The tension with Eb is a little less clear – obviously, something is eating away at Harry’s grandfather, but he’s a typical stubborn old bloke, so he’s not exactly coming out and stating what. I expect this is being saved for Battle Ground as well, but right now, I’m worried. It’s sometimes easy to forget how damned powerful Eb is: he might look like a midwestern homesteader who drives a pick-up, but he’s wielded a decommissioned Soviet satellite with absolutely lethal effect before. It would be tragic to have Harry lose him from his corner because the two men were too stubborn to consider family therapy.
I do have one other issue with the book, which really sort of extends to the entire series as a whole. For this, I’m going to have to explain what I like to call the ‘Shane Black Filter’ Even if you don’t recognise his name, you will know his work, which includes Lethal Weapon, Iron Man 3, Kiss Kiss Bang Bang and The Nice Guys. All of these titles are showcases for snappy, comedic dialogue, punchy action and fairly multilayered plots for films of their genre. I have a deep-seated affection for many of these works – no lie, I love myself some cheesy 80’s style movie action – but as I’ve gotten older, I have had to adjust slightly in order to enjoy them.
You’ve probably guessed the issue already: it’s a boys-in-locker-room attitude that comes as part of the package. The one that sometimes makes you want to put your head in your hands and just groan. (The opening scene in The Nice Guys is just so emblematic of this: of course it had to be arms, legs and tits akimbo, didn’t it?) I don’t love it, but I can’t reasonably divorce it from everything else. And I really enjoy everything else! So I just decide to ‘filter out’ anything that would otherwise make me roll my eyes, and let myself enjoy the rest of the work.
I see a lot of similarities between the best of Black’s works and the Dresden series. When it comes to the action and the humour, this is a flattering comparison. But it’s also acknowledging that they share a common, slightly grating flaw.
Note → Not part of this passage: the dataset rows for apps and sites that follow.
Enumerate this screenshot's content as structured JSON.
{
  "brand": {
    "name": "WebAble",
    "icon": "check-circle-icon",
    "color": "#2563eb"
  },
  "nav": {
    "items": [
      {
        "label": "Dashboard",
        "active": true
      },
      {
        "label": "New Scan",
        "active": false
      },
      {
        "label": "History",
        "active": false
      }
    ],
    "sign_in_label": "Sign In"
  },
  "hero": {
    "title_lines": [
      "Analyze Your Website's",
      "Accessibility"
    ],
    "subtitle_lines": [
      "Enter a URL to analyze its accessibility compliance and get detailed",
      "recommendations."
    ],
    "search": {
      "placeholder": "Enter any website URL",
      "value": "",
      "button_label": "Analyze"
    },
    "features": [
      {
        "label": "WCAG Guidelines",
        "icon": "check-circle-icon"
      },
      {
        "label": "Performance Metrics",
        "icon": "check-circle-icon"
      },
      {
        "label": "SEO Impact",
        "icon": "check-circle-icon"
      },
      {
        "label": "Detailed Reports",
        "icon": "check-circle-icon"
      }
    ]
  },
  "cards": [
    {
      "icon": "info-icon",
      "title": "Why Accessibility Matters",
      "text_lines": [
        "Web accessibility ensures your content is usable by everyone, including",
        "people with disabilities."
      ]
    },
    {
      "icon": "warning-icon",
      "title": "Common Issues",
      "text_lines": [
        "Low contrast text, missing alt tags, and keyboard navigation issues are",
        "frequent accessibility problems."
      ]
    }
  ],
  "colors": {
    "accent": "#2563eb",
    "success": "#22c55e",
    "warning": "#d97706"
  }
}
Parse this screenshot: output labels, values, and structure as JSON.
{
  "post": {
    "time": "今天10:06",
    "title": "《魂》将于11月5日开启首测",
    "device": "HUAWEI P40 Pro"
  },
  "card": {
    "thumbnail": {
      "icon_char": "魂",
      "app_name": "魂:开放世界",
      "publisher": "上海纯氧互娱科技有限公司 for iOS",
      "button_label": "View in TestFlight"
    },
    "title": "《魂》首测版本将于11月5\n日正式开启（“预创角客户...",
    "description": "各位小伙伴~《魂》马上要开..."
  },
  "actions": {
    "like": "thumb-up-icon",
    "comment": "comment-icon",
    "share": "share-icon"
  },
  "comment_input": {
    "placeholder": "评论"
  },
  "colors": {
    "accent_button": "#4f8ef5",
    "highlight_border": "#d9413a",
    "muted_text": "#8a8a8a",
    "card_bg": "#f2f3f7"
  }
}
And the reason this is being brought up now is that while Harry’s ‘chivalrous pervert’ attitudes have been tempered slightly in later books compared to the start of the series, they’re absolutely back full bore in Peace Talks. And we can’t wave it away with an ‘Oh no, that’s just Harry’s Winter Knight’s Mantle talking! Down boy, down!’, because it’s not just him this time around either*. There are points in the book where I just had to shake my head a bit and think ‘Jim. Mate. Maaaate, just how fvcking horny were you when you put that one down on paper? Bit wish fulfil-y, yeah?’
Ah well, I understand its part of the package; I chose what I read, the filter is my responsibility.
But for the other Dresden files fans? Peace Talks is a solid and entertaining instalment in the series, and I recommend you pick it up. The decision whether or not to do that now, or wait until the end of the month, however, is entirely up to you. I have left the book unrated at this point – but I suspect I’ll come back with a final judgement in a few weeks.
But the cliffhanger? It’s a doozy.
For Bingo, this is going under ‘Violet’ for the cover. This is based entirely on my judgement – I’m not breaking out the Pantone cards to justify it!